RECORDS PROVIDED —
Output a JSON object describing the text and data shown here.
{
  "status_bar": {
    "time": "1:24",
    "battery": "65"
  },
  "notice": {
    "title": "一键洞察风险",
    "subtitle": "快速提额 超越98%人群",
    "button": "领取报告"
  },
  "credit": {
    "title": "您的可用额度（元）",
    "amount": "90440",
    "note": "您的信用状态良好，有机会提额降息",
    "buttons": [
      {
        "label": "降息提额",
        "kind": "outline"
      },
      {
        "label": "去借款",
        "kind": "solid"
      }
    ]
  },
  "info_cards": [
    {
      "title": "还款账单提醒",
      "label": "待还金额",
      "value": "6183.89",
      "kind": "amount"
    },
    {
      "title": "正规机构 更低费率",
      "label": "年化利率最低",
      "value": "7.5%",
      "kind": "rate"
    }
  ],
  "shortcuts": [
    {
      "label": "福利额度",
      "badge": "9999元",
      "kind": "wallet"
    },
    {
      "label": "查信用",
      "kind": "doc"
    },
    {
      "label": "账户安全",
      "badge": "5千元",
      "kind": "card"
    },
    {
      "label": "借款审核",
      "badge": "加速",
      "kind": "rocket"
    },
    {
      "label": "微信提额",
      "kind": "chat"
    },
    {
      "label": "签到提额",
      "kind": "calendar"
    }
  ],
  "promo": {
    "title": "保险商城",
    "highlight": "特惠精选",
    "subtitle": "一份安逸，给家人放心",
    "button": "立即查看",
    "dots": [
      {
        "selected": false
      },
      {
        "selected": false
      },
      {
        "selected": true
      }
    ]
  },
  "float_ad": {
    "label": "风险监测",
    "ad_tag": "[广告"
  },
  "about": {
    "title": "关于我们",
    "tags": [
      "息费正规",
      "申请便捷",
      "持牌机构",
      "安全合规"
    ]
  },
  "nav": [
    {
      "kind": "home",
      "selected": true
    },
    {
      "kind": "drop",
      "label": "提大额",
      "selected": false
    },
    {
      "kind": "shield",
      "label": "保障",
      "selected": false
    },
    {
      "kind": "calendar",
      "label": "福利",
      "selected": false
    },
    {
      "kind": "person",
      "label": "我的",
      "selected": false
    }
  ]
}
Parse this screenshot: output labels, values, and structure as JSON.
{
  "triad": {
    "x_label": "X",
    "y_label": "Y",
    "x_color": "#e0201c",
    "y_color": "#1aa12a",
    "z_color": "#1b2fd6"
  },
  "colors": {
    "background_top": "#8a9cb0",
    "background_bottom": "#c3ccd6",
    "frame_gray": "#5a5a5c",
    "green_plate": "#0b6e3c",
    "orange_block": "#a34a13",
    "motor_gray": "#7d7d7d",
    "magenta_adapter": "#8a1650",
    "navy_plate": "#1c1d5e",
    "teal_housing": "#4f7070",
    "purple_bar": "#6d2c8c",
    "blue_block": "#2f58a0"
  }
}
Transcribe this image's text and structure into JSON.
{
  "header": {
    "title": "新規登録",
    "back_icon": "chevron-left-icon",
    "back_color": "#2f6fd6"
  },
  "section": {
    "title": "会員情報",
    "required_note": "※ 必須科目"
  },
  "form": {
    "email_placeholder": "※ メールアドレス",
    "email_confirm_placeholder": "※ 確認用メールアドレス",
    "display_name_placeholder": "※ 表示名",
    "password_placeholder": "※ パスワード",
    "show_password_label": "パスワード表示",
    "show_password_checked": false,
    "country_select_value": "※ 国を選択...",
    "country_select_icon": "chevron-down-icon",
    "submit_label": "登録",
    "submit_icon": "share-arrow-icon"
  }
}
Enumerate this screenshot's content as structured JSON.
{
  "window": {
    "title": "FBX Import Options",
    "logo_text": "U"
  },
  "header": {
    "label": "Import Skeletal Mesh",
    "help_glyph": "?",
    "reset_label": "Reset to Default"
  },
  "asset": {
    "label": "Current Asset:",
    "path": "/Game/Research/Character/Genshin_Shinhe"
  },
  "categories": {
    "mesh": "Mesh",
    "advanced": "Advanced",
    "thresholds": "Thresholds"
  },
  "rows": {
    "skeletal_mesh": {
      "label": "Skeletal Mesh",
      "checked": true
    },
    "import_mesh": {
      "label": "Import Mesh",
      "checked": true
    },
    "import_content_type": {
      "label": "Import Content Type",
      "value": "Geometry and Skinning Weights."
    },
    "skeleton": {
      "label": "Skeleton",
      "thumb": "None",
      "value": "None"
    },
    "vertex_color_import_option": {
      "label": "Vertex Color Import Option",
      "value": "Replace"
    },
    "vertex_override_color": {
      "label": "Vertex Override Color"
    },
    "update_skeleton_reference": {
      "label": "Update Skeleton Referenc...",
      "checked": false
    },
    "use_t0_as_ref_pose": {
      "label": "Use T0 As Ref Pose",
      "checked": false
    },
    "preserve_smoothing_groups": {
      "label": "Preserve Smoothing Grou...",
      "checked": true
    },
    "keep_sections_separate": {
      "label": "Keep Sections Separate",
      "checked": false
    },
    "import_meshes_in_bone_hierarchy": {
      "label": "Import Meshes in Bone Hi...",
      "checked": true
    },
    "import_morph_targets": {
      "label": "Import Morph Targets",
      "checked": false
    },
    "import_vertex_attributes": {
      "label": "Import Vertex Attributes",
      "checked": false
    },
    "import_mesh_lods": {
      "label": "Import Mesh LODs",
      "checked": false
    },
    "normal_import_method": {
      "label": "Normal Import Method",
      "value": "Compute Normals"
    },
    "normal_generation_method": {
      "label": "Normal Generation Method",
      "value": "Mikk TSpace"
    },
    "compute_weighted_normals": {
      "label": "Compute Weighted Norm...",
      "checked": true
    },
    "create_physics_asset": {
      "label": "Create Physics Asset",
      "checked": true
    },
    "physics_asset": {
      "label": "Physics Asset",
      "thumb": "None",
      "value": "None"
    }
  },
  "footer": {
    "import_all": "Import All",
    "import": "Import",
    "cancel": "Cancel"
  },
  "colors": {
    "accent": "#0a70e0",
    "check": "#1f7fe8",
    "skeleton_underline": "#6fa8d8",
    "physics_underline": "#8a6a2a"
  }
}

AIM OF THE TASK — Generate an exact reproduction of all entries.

WRITTEN RESPONSE —
Output a JSON object describing the text and data shown here.
{
  "status_bar": {
    "time": "1:24",
    "battery": "65"
  },
  "notice": {
    "title": "一键洞察风险",
    "subtitle": "快速提额 超越98%人群",
    "button": "领取报告"
  },
  "credit": {
    "title": "您的可用额度（元）",
    "amount": "90440",
    "note": "您的信用状态良好，有机会提额降息",
    "buttons": [
      {
        "label": "降息提额",
        "kind": "outline"
      },
      {
        "label": "去借款",
        "kind": "solid"
      }
    ]
  },
  "info_cards": [
    {
      "title": "还款账单提醒",
      "label": "待还金额",
      "value": "6183.89",
      "kind": "amount"
    },
    {
      "title": "正规机构 更低费率",
      "label": "年化利率最低",
      "value": "7.5%",
      "kind": "rate"
    }
  ],
  "shortcuts": [
    {
      "label": "福利额度",
      "badge": "9999元",
      "kind": "wallet"
    },
    {
      "label": "查信用",
      "kind": "doc"
    },
    {
      "label": "账户安全",
      "badge": "5千元",
      "kind": "card"
    },
    {
      "label": "借款审核",
      "badge": "加速",
      "kind": "rocket"
    },
    {
      "label": "微信提额",
      "kind": "chat"
    },
    {
      "label": "签到提额",
      "kind": "calendar"
    }
  ],
  "promo": {
    "title": "保险商城",
    "highlight": "特惠精选",
    "subtitle": "一份安逸，给家人放心",
    "button": "立即查看",
    "dots": [
      {
        "selected": false
      },
      {
        "selected": false
      },
      {
        "selected": true
      }
    ]
  },
  "float_ad": {
    "label": "风险监测",
    "ad_tag": "[广告"
  },
  "about": {
    "title": "关于我们",
    "tags": [
      "息费正规",
      "申请便捷",
      "持牌机构",
      "安全合规"
    ]
  },
  "nav": [
    {
      "kind": "home",
      "selected": true
    },
    {
      "kind": "drop",
      "label": "提大额",
      "selected": false
    },
    {
      "kind": "shield",
      "label": "保障",
      "selected": false
    },
    {
      "kind": "calendar",
      "label": "福利",
      "selected": false
    },
    {
      "kind": "person",
      "label": "我的",
      "selected": false
    }
  ]
}
Parse this screenshot: output labels, values, and structure as JSON.
{
  "triad": {
    "x_label": "X",
    "y_label": "Y",
    "x_color": "#e0201c",
    "y_color": "#1aa12a",
    "z_color": "#1b2fd6"
  },
  "colors": {
    "background_top": "#8a9cb0",
    "background_bottom": "#c3ccd6",
    "frame_gray": "#5a5a5c",
    "green_plate": "#0b6e3c",
    "orange_block": "#a34a13",
    "motor_gray": "#7d7d7d",
    "magenta_adapter": "#8a1650",
    "navy_plate": "#1c1d5e",
    "teal_housing": "#4f7070",
    "purple_bar": "#6d2c8c",
    "blue_block": "#2f58a0"
  }
}
Transcribe this image's text and structure into JSON.
{
  "header": {
    "title": "新規登録",
    "back_icon": "chevron-left-icon",
    "back_color": "#2f6fd6"
  },
  "section": {
    "title": "会員情報",
    "required_note": "※ 必須科目"
  },
  "form": {
    "email_placeholder": "※ メールアドレス",
    "email_confirm_placeholder": "※ 確認用メールアドレス",
    "display_name_placeholder": "※ 表示名",
    "password_placeholder": "※ パスワード",
    "show_password_label": "パスワード表示",
    "show_password_checked": false,
    "country_select_value": "※ 国を選択...",
    "country_select_icon": "chevron-down-icon",
    "submit_label": "登録",
    "submit_icon": "share-arrow-icon"
  }
}
Enumerate this screenshot's content as structured JSON.
{
  "window": {
    "title": "FBX Import Options",
    "logo_text": "U"
  },
  "header": {
    "label": "Import Skeletal Mesh",
    "help_glyph": "?",
    "reset_label": "Reset to Default"
  },
  "asset": {
    "label": "Current Asset:",
    "path": "/Game/Research/Character/Genshin_Shinhe"
  },
  "categories": {
    "mesh": "Mesh",
    "advanced": "Advanced",
    "thresholds": "Thresholds"
  },
  "rows": {
    "skeletal_mesh": {
      "label": "Skeletal Mesh",
      "checked": true
    },
    "import_mesh": {
      "label": "Import Mesh",
      "checked": true
    },
    "import_content_type": {
      "label": "Import Content Type",
      "value": "Geometry and Skinning Weights."
    },
    "skeleton": {
      "label": "Skeleton",
      "thumb": "None",
      "value": "None"
    },
    "vertex_color_import_option": {
      "label": "Vertex Color Import Option",
      "value": "Replace"
    },
    "vertex_override_color": {
      "label": "Vertex Override Color"
    },
    "update_skeleton_reference": {
      "label": "Update Skeleton Referenc...",
      "checked": false
    },
    "use_t0_as_ref_pose": {
      "label": "Use T0 As Ref Pose",
      "checked": false
    },
    "preserve_smoothing_groups": {
      "label": "Preserve Smoothing Grou...",
      "checked": true
    },
    "keep_sections_separate": {
      "label": "Keep Sections Separate",
      "checked": false
    },
    "import_meshes_in_bone_hierarchy": {
      "label": "Import Meshes in Bone Hi...",
      "checked": true
    },
    "import_morph_targets": {
      "label": "Import Morph Targets",
      "checked": false
    },
    "import_vertex_attributes": {
      "label": "Import Vertex Attributes",
      "checked": false
    },
    "import_mesh_lods": {
      "label": "Import Mesh LODs",
      "checked": false
    },
    "normal_import_method": {
      "label": "Normal Import Method",
      "value": "Compute Normals"
    },
    "normal_generation_method": {
      "label": "Normal Generation Method",
      "value": "Mikk TSpace"
    },
    "compute_weighted_normals": {
      "label": "Compute Weighted Norm...",
      "checked": true
    },
    "create_physics_asset": {
      "label": "Create Physics Asset",
      "checked": true
    },
    "physics_asset": {
      "label": "Physics Asset",
      "thumb": "None",
      "value": "None"
    }
  },
  "footer": {
    "import_all": "Import All",
    "import": "Import",
    "cancel": "Cancel"
  },
  "colors": {
    "accent": "#0a70e0",
    "check": "#1f7fe8",
    "skeleton_underline": "#6fa8d8",
    "physics_underline": "#8a6a2a"
  }
}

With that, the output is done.